The Libertarian Party of Pennsylvania is seeking sponsors for Pennsylvania Election Code legislation.
Several sections of the Pennsylvania Election Code (Title 25) have been deemed unconstitutional in federal court. States Ken Crippen, chair of the Legislative Action Committee of the Libertarian Party of Pennsylvania, “The PEC needs to be updated according to judicial rulings. We cannot allow Pennsylvania statutes to contain sections that are unconstitutional.” The Libertarian Party of Pennsylvania has thus drafted legislation that deals with three of the main topics at issue: filing fees, affiants for signature petitions and fusion of candidates with major political parties.
Under present law, candidates are required to pay a filing fee when submitting nomination papers or petitions. In the case Belitskus et.al. v. Pizzingrilli (343 F. 3rd 632; 3rd Circuit 2003), the court ruled that the mandatory filing fee, coupled with no alternative means to gain ballot access, violated the Equal Protection Clause of the Fourteenth Amendment of the United States Constitution. The LPPa bill proposes that the State add alternative means, in this case community service, for candidates to gain access to the ballot.
Affiants for signature petitions
Also, under present law, nominating petition affiants in Pennsylvania must be registered voters. In the case Morrill et.al. v. Weaver (224 F. Supp. 2d 882; 2002 U.S. Dist.), the court ruled that this unconstitutionally violates citizen’s rights to free political expression and association under the First and Fourteenth Amendments to the United States Constitution. The LPPa bill proposes that the requirement that nominating petition affiants in Pennsylvania must be registered voters be repealed.
Fusion of candidates with major political parties
In addition, the present law permits major parties to fuse candidates (cross nominate candidates across party lines) for local offices but preclude minor parties from exercising the same right. In Patriot Party of Allegheny County v. Allegheny County Department of Elections (case citation 95 F. 3d 253 (3d Cir. 1996)), the court ruled that “Pennsylvania’s decision to ban cross-nominations by minor political parties and to allow cross-nomination by major parties constituted the type of ‘invidious classifications’ prohibited by the Equal Protection Clause… The court noted that the Pennsylvania statutes laws treated minor and major parties differently and placed a more severe burden on minor political parties’ rights.” The LPPa bill proposes to eliminate these additional burdens on minor political parties.

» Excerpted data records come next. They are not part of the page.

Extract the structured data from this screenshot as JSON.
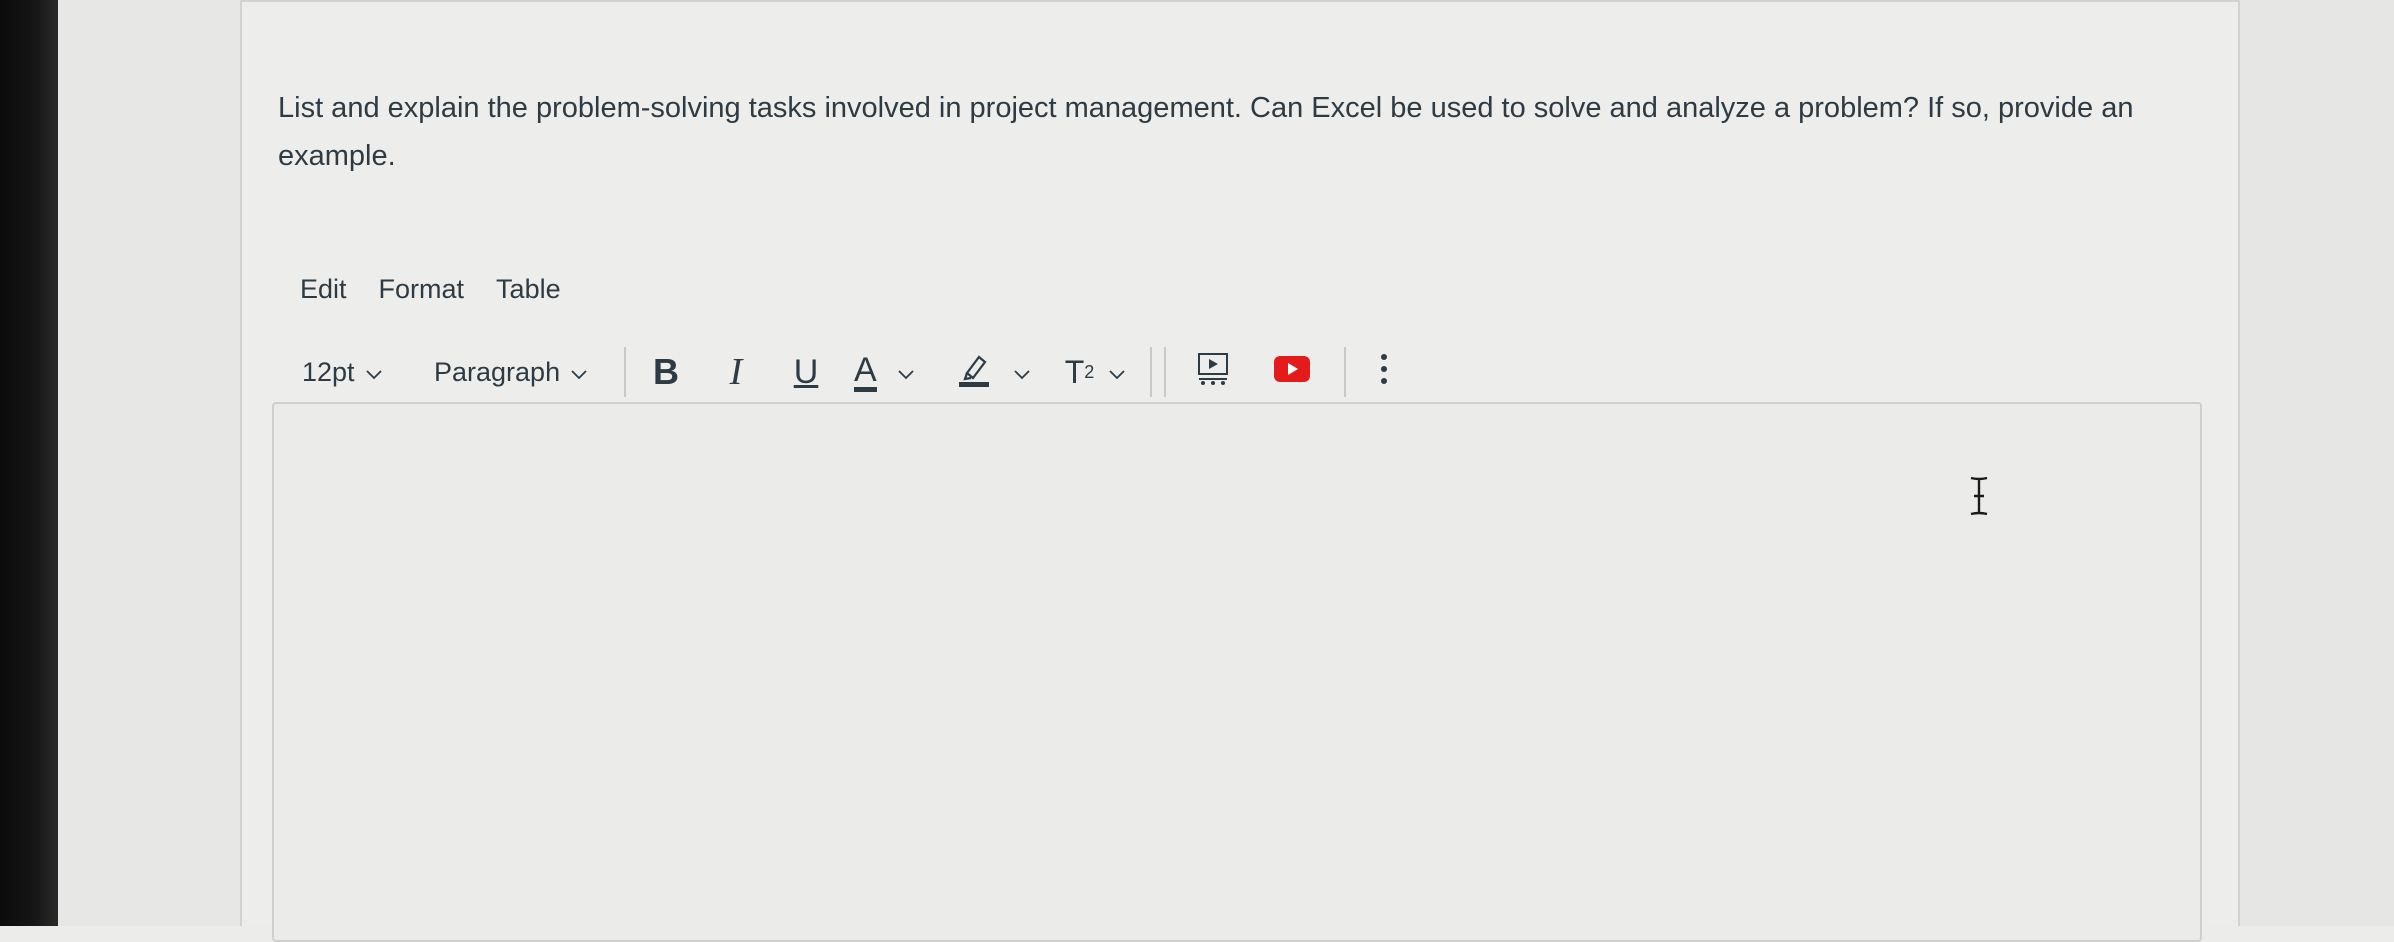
{
  "question": {
    "text": "List and explain the problem-solving tasks involved in project management. Can Excel be used to solve and analyze a problem? If so, provide an example."
  },
  "menubar": {
    "edit": "Edit",
    "format": "Format",
    "table": "Table"
  },
  "toolbar": {
    "font_size": "12pt",
    "block_format": "Paragraph",
    "bold": "B",
    "italic": "I",
    "underline": "U",
    "text_color": "A",
    "superscript_base": "T",
    "superscript_exp": "2",
    "icons": [
      "chevron-down-icon",
      "highlighter-icon",
      "media-icon",
      "youtube-icon",
      "more-vertical-icon"
    ]
  },
  "editor": {
    "value": ""
  },
  "colors": {
    "text": "#2d3b45",
    "youtube_red": "#e31b1b",
    "editor_border": "#cfcfcd"
  }
}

David Jahn, Chair of the Pennsylvania Libertarian Party, states “the courts have found several requirements within our election code that contradict our constitution. This bill proposes common sense remedies to alleviate those concerns. All we need now are some sponsors willing to do the right thing.”
The Libertarian Party is the third largest political party in the United States with over 600 officials serving in office throughout the nation. Please visit www.LP.org or www.LPPA.org for more information on the Libertarian Party.

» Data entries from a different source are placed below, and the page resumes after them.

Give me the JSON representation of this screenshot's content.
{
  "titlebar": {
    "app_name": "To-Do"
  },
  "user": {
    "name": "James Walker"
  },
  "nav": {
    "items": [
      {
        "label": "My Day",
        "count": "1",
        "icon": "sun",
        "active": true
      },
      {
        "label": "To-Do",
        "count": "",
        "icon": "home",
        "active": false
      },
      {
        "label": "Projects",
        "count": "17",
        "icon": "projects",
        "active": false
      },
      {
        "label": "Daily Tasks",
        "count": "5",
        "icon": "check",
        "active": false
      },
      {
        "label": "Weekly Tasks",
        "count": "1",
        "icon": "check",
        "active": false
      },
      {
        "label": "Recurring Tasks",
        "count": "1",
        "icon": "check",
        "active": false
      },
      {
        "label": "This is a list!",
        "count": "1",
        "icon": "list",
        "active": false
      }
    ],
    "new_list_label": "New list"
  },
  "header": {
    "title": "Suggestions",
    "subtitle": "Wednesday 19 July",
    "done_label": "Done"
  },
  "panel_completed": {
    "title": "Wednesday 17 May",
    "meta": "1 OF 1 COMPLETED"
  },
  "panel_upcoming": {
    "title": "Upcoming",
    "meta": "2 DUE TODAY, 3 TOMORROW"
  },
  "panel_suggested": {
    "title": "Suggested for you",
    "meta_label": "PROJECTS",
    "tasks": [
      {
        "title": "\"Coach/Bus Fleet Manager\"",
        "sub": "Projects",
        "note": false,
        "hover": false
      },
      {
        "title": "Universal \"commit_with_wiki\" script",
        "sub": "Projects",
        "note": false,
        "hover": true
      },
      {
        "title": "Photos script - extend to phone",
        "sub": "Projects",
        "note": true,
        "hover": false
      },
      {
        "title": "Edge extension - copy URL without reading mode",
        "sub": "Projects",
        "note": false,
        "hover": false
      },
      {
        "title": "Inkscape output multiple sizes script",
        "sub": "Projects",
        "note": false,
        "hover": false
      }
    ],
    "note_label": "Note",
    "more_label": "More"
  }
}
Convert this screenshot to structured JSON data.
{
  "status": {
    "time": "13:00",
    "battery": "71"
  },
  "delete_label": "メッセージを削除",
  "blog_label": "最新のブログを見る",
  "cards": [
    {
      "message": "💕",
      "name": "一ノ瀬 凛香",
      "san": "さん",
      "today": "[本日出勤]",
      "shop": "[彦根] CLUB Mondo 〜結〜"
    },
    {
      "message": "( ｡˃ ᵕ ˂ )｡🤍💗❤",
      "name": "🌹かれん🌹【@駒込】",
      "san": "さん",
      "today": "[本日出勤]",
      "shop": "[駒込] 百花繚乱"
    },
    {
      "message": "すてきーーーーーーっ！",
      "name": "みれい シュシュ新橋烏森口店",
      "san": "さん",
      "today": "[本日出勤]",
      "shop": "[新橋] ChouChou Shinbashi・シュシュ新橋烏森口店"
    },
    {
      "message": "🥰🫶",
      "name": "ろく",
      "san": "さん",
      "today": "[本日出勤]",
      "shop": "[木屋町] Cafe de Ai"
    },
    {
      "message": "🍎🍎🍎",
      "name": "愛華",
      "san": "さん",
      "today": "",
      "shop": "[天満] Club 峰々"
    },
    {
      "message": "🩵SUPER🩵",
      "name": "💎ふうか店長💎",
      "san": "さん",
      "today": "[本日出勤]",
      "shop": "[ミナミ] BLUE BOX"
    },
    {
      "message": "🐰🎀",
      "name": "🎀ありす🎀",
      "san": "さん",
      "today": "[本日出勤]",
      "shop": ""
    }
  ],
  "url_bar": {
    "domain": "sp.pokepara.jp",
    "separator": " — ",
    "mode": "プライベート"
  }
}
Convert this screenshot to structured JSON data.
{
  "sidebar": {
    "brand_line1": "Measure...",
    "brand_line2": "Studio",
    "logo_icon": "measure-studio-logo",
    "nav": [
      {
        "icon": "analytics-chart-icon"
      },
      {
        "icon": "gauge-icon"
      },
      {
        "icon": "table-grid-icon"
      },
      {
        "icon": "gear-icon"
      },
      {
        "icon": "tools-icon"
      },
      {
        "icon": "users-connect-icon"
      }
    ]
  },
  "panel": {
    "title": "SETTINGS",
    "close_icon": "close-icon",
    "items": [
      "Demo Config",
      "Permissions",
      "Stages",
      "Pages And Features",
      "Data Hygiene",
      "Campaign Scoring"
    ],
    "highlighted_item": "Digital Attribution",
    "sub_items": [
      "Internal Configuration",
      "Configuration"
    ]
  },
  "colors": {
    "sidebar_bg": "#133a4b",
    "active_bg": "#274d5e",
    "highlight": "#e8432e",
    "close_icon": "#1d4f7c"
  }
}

For more information contact:
Doug Leard (Media Relations) or David Jahn (Chair) at 1-800-R-RIGHTS